Gastric Bypass, and the surgeons who perform it, have left me near death, with a feeding tube, living off disability and uninsurable. That's why I need to share my story to explain some of the common, yet avoidable, complications of Bariatric Surgery. This surgery is becoming too commercialized and routine, and many times it's being performed without the patient being educated of the life-long changes they need to make in order to be successful and healthy long-term.
I had Bariatric Surgery, or Open Gastric Bypass, in December 2002. I was 33 years old and had been overweight and/or obese the majority of those years. I did at least 2 years of research before surgery plus continued my research post-op and was extremely excited for what was to come. Within the first two weeks I lost 18 pounds. Wow! Then it stopped. I was eating tiny, well-balanced 2 ounce meals but the weight would not budge. I did not touch sugar, fat or anything with high calories. I only drank water. I followed the doctors orders to the letter. But I was not exercising.
I started exercising and the weight started coming off. I exercised for 90 minutes, 6 days a week. If I stopped exercising for a week, it would take me a month to lose another pound. I fought for every pound I lost. It took two years, but at 5 feet, 3 inches tall, I went from 275 pounds to 160 pounds and was on top of the world, still exercising and eating right.
In March of 2008 I had some dental work done. I was put on 1600mg of ibuprofen a day for 2 months. Roughly 2 months after I discontinued the use of ibuprofen I started vomiting. It quickly became a daily occurrence. One day after eating my small breakfast and lunch, around 2:00 PM I had to vomit again, but this time I realized it included dinner from the previous night.
Scared, I ended up at a gastroenterologist who ran a camera scope down my throat and said that the opening from my stomach to my intestines had closed down to the size of a pinhole due to scar tissue. I was told that scar tissue is considered a common complication for Gastric Bypass patients. After reviewing my medical history he asked if I use ibuprofen, and I was then told that Gastric Bypass patients should not take ibuprofen or any NSAIDS, as it causes scar tissue. For 6 years I had been taking a few NSAIDS for aches and pains here and there. None of my doctors had said anything.
I wish my story ended there. To make this short, my gastroenterologist did a scope with balloon dilation to open up the scar tissue, a procedure that works on all but 2% of bypass patients. I am part of that 2%. After having 2 scopes with balloon dilation, I was told I needed Gastric Revision surgery.
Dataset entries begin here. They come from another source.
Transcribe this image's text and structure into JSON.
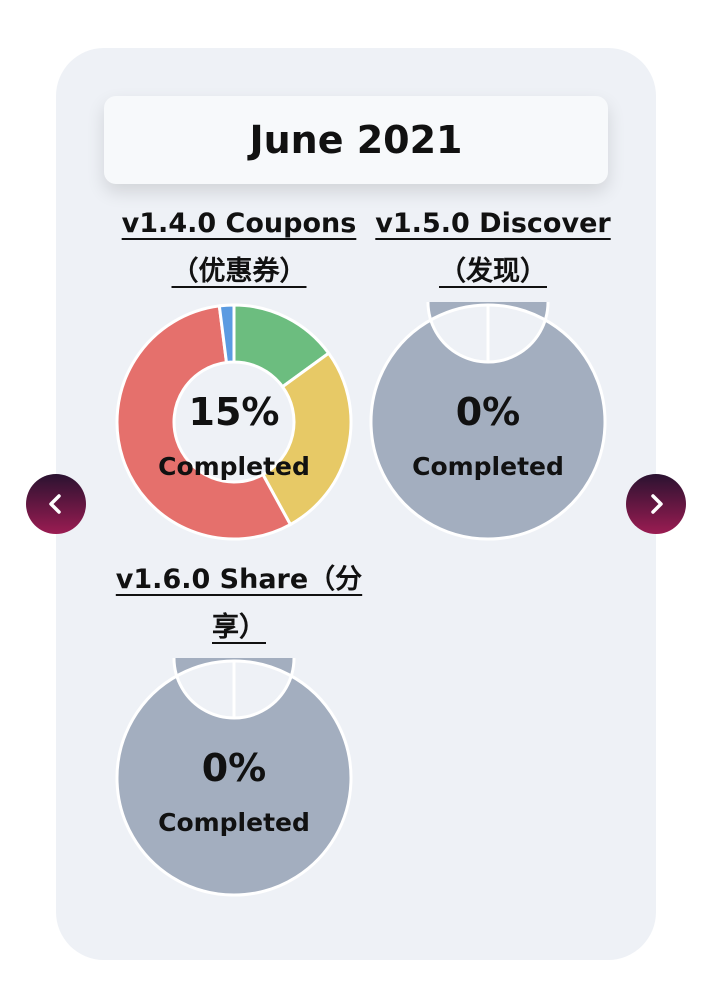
{
  "header": {
    "title": "June 2021"
  },
  "nav": {
    "prev_icon": "chevron-left-icon",
    "next_icon": "chevron-right-icon"
  },
  "items": [
    {
      "title": "v1.4.0 Coupons（优惠券）",
      "percent": "15%",
      "status": "Completed",
      "segments": [
        {
          "value": 15,
          "color": "#6cbd7f"
        },
        {
          "value": 27,
          "color": "#e7c966"
        },
        {
          "value": 56,
          "color": "#e5706c"
        },
        {
          "value": 2,
          "color": "#5b9be1"
        }
      ]
    },
    {
      "title": "v1.5.0 Discover（发现）",
      "percent": "0%",
      "status": "Completed",
      "segments": [
        {
          "value": 100,
          "color": "#a3aebf"
        }
      ]
    },
    {
      "title": "v1.6.0 Share（分享）",
      "percent": "0%",
      "status": "Completed",
      "segments": [
        {
          "value": 100,
          "color": "#a3aebf"
        }
      ]
    }
  ]
}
On January 29, 2009 my new bariatric surgeon performed an Open Gastric Revision surgery, which split me from the tip of my chest-bone down to my belly button. He was well-known, recommended and even had a commercial on television about gastric bypass. However, right after surgery I was still vomiting. Not even two weeks after surgery they performed another scope down my throat and my gastroenterologist wrote in my record that the bariatric surgeon had sewn my stomach shut. Now, instead of a stricture from my stomach to my intestines, I had a stricture from my esophagus to my stomach. The surgeon denied it, saying that I had rebuilt scar tissue within those two weeks. After 5 months, 7 additional scopes with balloon dilation and 59 days in the hospital, I was forced to get a feeding tube, fired from my job, left with no insurance, and had to go on disability. I am now down to 121 pounds. I've lost all muscle mass, fat, menstruation, and nearly all of my teeth due to malnutrition. My nutrients are fed to me 12-16 hours a day through a tube in my chest that sits right on my bra line.
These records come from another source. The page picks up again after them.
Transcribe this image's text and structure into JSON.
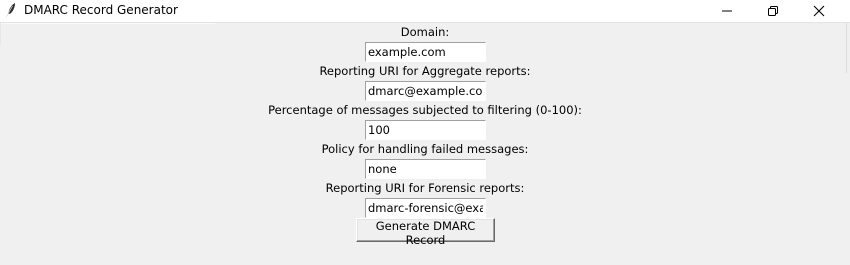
{
  "window": {
    "title": "DMARC Record Generator",
    "icon": "feather-icon"
  },
  "controls": {
    "minimize_icon": "minimize-icon",
    "restore_icon": "restore-icon",
    "close_icon": "close-icon"
  },
  "form": {
    "domain_label": "Domain:",
    "domain_value": "example.com",
    "rua_label": "Reporting URI for Aggregate reports:",
    "rua_value": "dmarc@example.com",
    "pct_label": "Percentage of messages subjected to filtering (0-100):",
    "pct_value": "100",
    "policy_label": "Policy for handling failed messages:",
    "policy_value": "none",
    "ruf_label": "Reporting URI for Forensic reports:",
    "ruf_value": "dmarc-forensic@example.com",
    "generate_label": "Generate DMARC Record"
  },
  "colors": {
    "background": "#f0f0f0",
    "titlebar": "#ffffff",
    "entry_background": "#ffffff"
  }
}
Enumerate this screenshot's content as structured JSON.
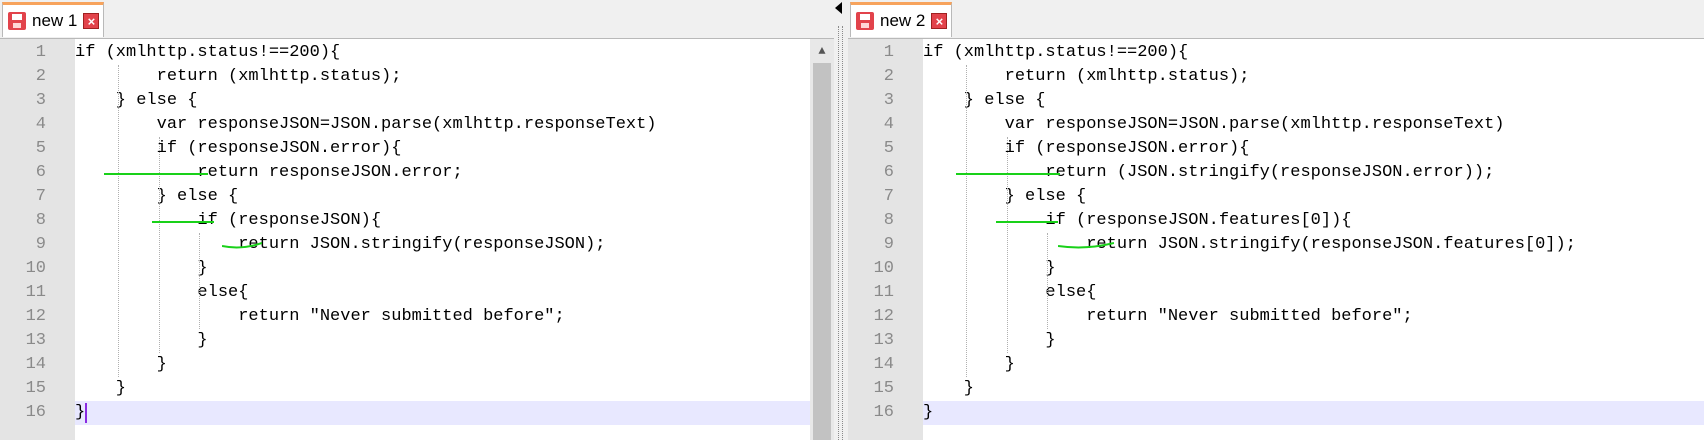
{
  "left": {
    "tab": {
      "label": "new 1",
      "save_icon": "save-icon",
      "close_icon": "close-icon",
      "close_glyph": "×"
    },
    "lines": [
      "if (xmlhttp.status!==200){",
      "        return (xmlhttp.status);",
      "    } else {",
      "        var responseJSON=JSON.parse(xmlhttp.responseText)",
      "        if (responseJSON.error){",
      "            return responseJSON.error;",
      "        } else {",
      "            if (responseJSON){",
      "                return JSON.stringify(responseJSON);",
      "            }",
      "            else{",
      "                return \"Never submitted before\";",
      "            }",
      "        }",
      "    }",
      "}"
    ],
    "current_line": 16
  },
  "right": {
    "tab": {
      "label": "new 2",
      "save_icon": "save-icon",
      "close_icon": "close-icon",
      "close_glyph": "×"
    },
    "lines": [
      "if (xmlhttp.status!==200){",
      "        return (xmlhttp.status);",
      "    } else {",
      "        var responseJSON=JSON.parse(xmlhttp.responseText)",
      "        if (responseJSON.error){",
      "            return (JSON.stringify(responseJSON.error));",
      "        } else {",
      "            if (responseJSON.features[0]){",
      "                return JSON.stringify(responseJSON.features[0]);",
      "            }",
      "            else{",
      "                return \"Never submitted before\";",
      "            }",
      "        }",
      "    }",
      "}"
    ],
    "current_line": 16
  },
  "line_numbers": [
    "1",
    "2",
    "3",
    "4",
    "5",
    "6",
    "7",
    "8",
    "9",
    "10",
    "11",
    "12",
    "13",
    "14",
    "15",
    "16"
  ],
  "colors": {
    "tab_accent": "#f7a35c",
    "diff_mark": "#19d119",
    "current_line": "#e8e8ff",
    "gutter": "#e4e4e4"
  },
  "scrollbar": {
    "up_glyph": "▲"
  }
}
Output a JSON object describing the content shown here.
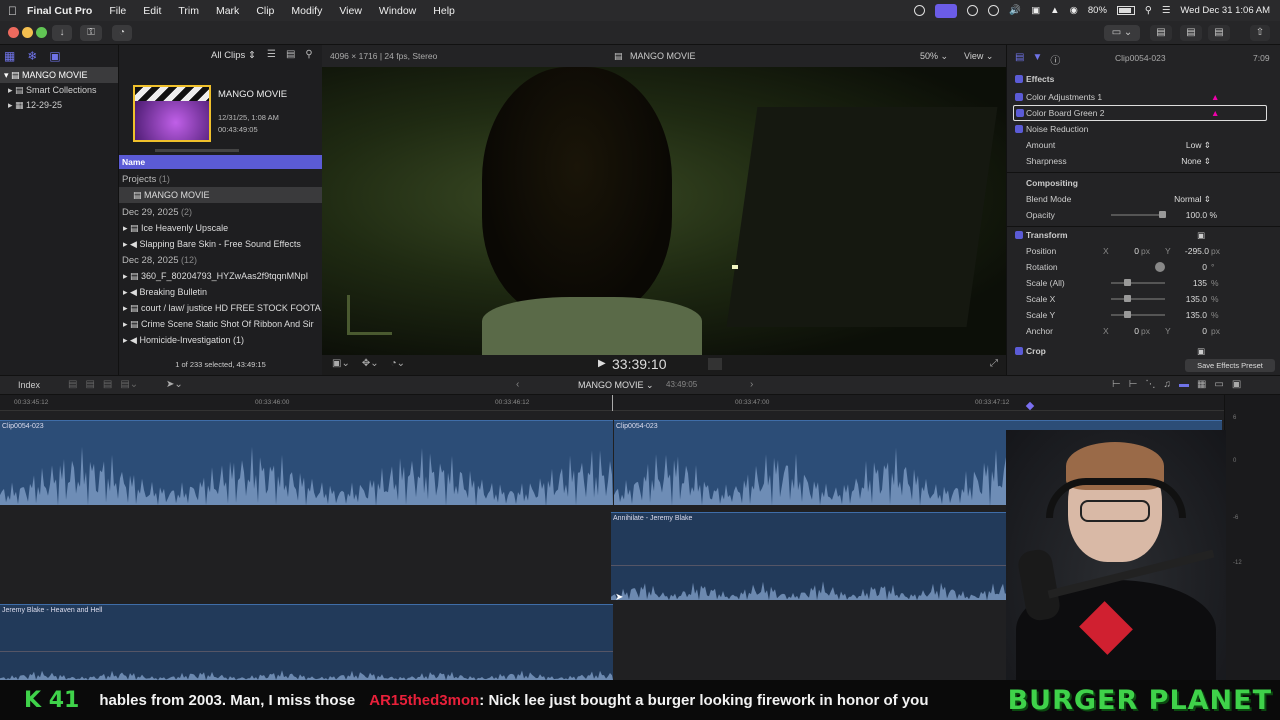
{
  "menubar": {
    "app": "Final Cut Pro",
    "items": [
      "File",
      "Edit",
      "Trim",
      "Mark",
      "Clip",
      "Modify",
      "View",
      "Window",
      "Help"
    ],
    "battery": "80%",
    "datetime": "Wed Dec 31  1:06 AM"
  },
  "browser": {
    "filter": "All Clips",
    "sidebar": [
      {
        "label": "MANGO MOVIE",
        "selected": true
      },
      {
        "label": "Smart Collections"
      },
      {
        "label": "12-29-25"
      }
    ],
    "project_card": {
      "title": "MANGO MOVIE",
      "date": "12/31/25, 1:08 AM",
      "duration": "00:43:49:05",
      "counter": "1 of 233 selected, 43:49:15"
    },
    "column_header": "Name",
    "projects_label": "Projects",
    "projects_count": "(1)",
    "project_item": "MANGO MOVIE",
    "group1_date": "Dec 29, 2025",
    "group1_count": "(2)",
    "group1_items": [
      "Ice Heavenly Upscale",
      "Slapping Bare Skin - Free Sound Effects"
    ],
    "group2_date": "Dec 28, 2025",
    "group2_count": "(12)",
    "group2_items": [
      "360_F_80204793_HYZwAas2f9tqqnMNpI",
      "Breaking Bulletin",
      "court / law/ justice HD FREE STOCK FOOTA",
      "Crime Scene Static Shot Of Ribbon And Sir",
      "Homicide-Investigation (1)"
    ]
  },
  "viewer": {
    "format": "4096 × 1716 | 24 fps, Stereo",
    "title": "MANGO MOVIE",
    "zoom": "50%",
    "view": "View",
    "timecode": "33:39:10"
  },
  "inspector": {
    "clip": "Clip0054-023",
    "duration": "7:09",
    "effects": "Effects",
    "color_adj": "Color Adjustments 1",
    "color_board": "Color Board Green 2",
    "noise": "Noise Reduction",
    "amount_label": "Amount",
    "amount": "Low",
    "sharpness_label": "Sharpness",
    "sharpness": "None",
    "compositing": "Compositing",
    "blend_label": "Blend Mode",
    "blend": "Normal",
    "opacity_label": "Opacity",
    "opacity": "100.0",
    "transform": "Transform",
    "position_label": "Position",
    "pos_x": "0",
    "pos_y": "-295.0",
    "rotation_label": "Rotation",
    "rotation": "0",
    "scale_all_label": "Scale (All)",
    "scale_all": "135",
    "scale_x_label": "Scale X",
    "scale_x": "135.0",
    "scale_y_label": "Scale Y",
    "scale_y": "135.0",
    "anchor_label": "Anchor",
    "anchor_x": "0",
    "anchor_y": "0",
    "crop": "Crop",
    "save_preset": "Save Effects Preset",
    "unit_px": "px",
    "unit_pct": "%",
    "unit_deg": "°",
    "lx": "X",
    "ly": "Y"
  },
  "timeline": {
    "index": "Index",
    "project": "MANGO MOVIE",
    "duration": "43:49:05",
    "ruler": [
      "00:33:45:12",
      "00:33:46:00",
      "00:33:46:12",
      "00:33:47:00",
      "00:33:47:12"
    ],
    "clips": [
      "Clip0054-023",
      "Clip0054-023",
      "Annihilate - Jeremy Blake",
      "Jeremy Blake - Heaven and Hell"
    ],
    "meter": [
      "6",
      "0",
      "-6",
      "-12"
    ]
  },
  "ticker": {
    "prefix": "K 41",
    "text1": "hables from 2003. Man, I miss those",
    "user": "AR15thed3mon",
    "text2": ": Nick lee just bought a burger looking firework in honor of you",
    "brand": "BURGER PLANET"
  },
  "colors": {
    "accent": "#5b5bd6",
    "clip": "#2c4d77",
    "ticker_green": "#3fd24a",
    "ticker_red": "#e8203a"
  }
}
There is more to my story, but I tried to condense it as best as I could. I am trying to get my story to other patients, or those considering gastric bypass, through talk shows, magazines, online, etc., in hopes that by hearing my story I can help people realize that gastric bypass is not a quick fix. It's a tool, which if used correctly, takes effort, changes in diet, changes in medication and supplements, amount of food eaten and exercise. Things that can also be done without the surgery and some of the common complications that come with it. I'm hoping that patients and their doctors research and educate all facets of this procedure, short and long-term. I would not be where I am today if I had known NSAIDS caused scar tissue, and I have researched this surgery extensively. I'm also hoping that by getting my story publicized, I might find a doctor who specializes in this field as I'm told I need additional surgery to make a new stomach out of my remaining intestines. Until then, I will survive on my feeding tube and disability.
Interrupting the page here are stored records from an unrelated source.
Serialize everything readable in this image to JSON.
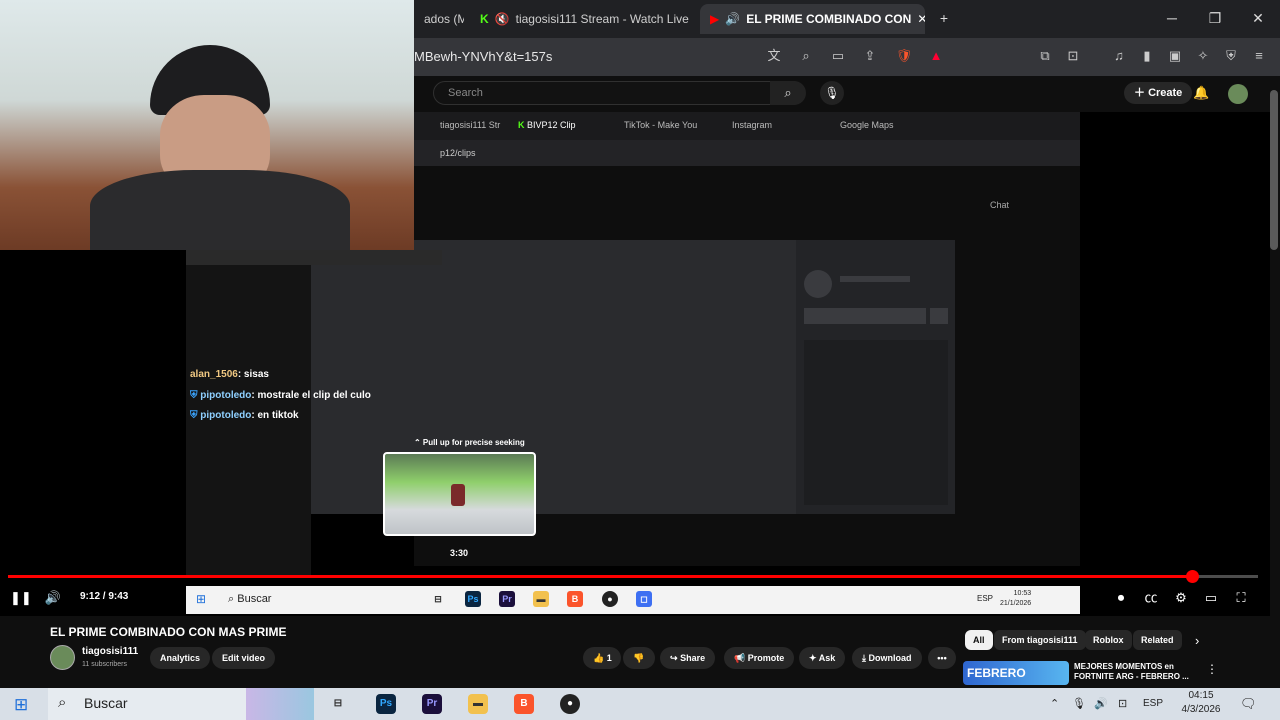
{
  "browser": {
    "tabs": [
      {
        "label": "ados (M"
      },
      {
        "label": "tiagosisi111 Stream - Watch Live"
      },
      {
        "label": "EL PRIME COMBINADO CON"
      }
    ],
    "new_tab": "+",
    "url": "MBewh-YNVhY&t=157s"
  },
  "youtube": {
    "search_placeholder": "Search",
    "create_label": "Create",
    "video_title": "EL PRIME COMBINADO CON MAS PRIME",
    "channel": "tiagosisi111",
    "subscribers": "11 subscribers",
    "analytics": "Analytics",
    "edit_video": "Edit video",
    "likes": "1",
    "share": "Share",
    "promote": "Promote",
    "ask": "Ask",
    "download": "Download",
    "more": "•••",
    "chips": [
      "All",
      "From tiagosisi111",
      "Roblox",
      "Related"
    ],
    "recommended": {
      "thumb_text": "FEBRERO",
      "title": "MEJORES MOMENTOS en FORTNITE ARG - FEBRERO ..."
    }
  },
  "player": {
    "current_time": "9:12 / 9:43",
    "progress_fraction": 0.947,
    "pull_hint": "⌃ Pull up for precise seeking",
    "preview_time": "3:30"
  },
  "inner_browser": {
    "tabs": [
      "tiagosisi111 Str",
      "BIVP12 Clip",
      "TikTok - Make You",
      "Instagram",
      "Google Maps"
    ],
    "url": "p12/clips",
    "chat_label": "Chat"
  },
  "chat": [
    {
      "user": "alan_1506",
      "text": ": sisas"
    },
    {
      "user": "pipotoledo",
      "text": ": mostrale el clip del culo"
    },
    {
      "user": "pipotoledo",
      "text": ": en tiktok"
    }
  ],
  "inner_taskbar": {
    "search": "Buscar",
    "lang": "ESP",
    "time": "10:53",
    "date": "21/1/2026"
  },
  "taskbar": {
    "search": "Buscar",
    "lang": "ESP",
    "time": "04:15",
    "date": "4/3/2026"
  },
  "colors": {
    "accent_red": "#ff0000",
    "yt_bg": "#0f0f0f",
    "chat_user": "#f0c882"
  }
}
I appreciate you reading my story. I hope this is not the end of my story, but just a positive beginning. Thank you so much for your time.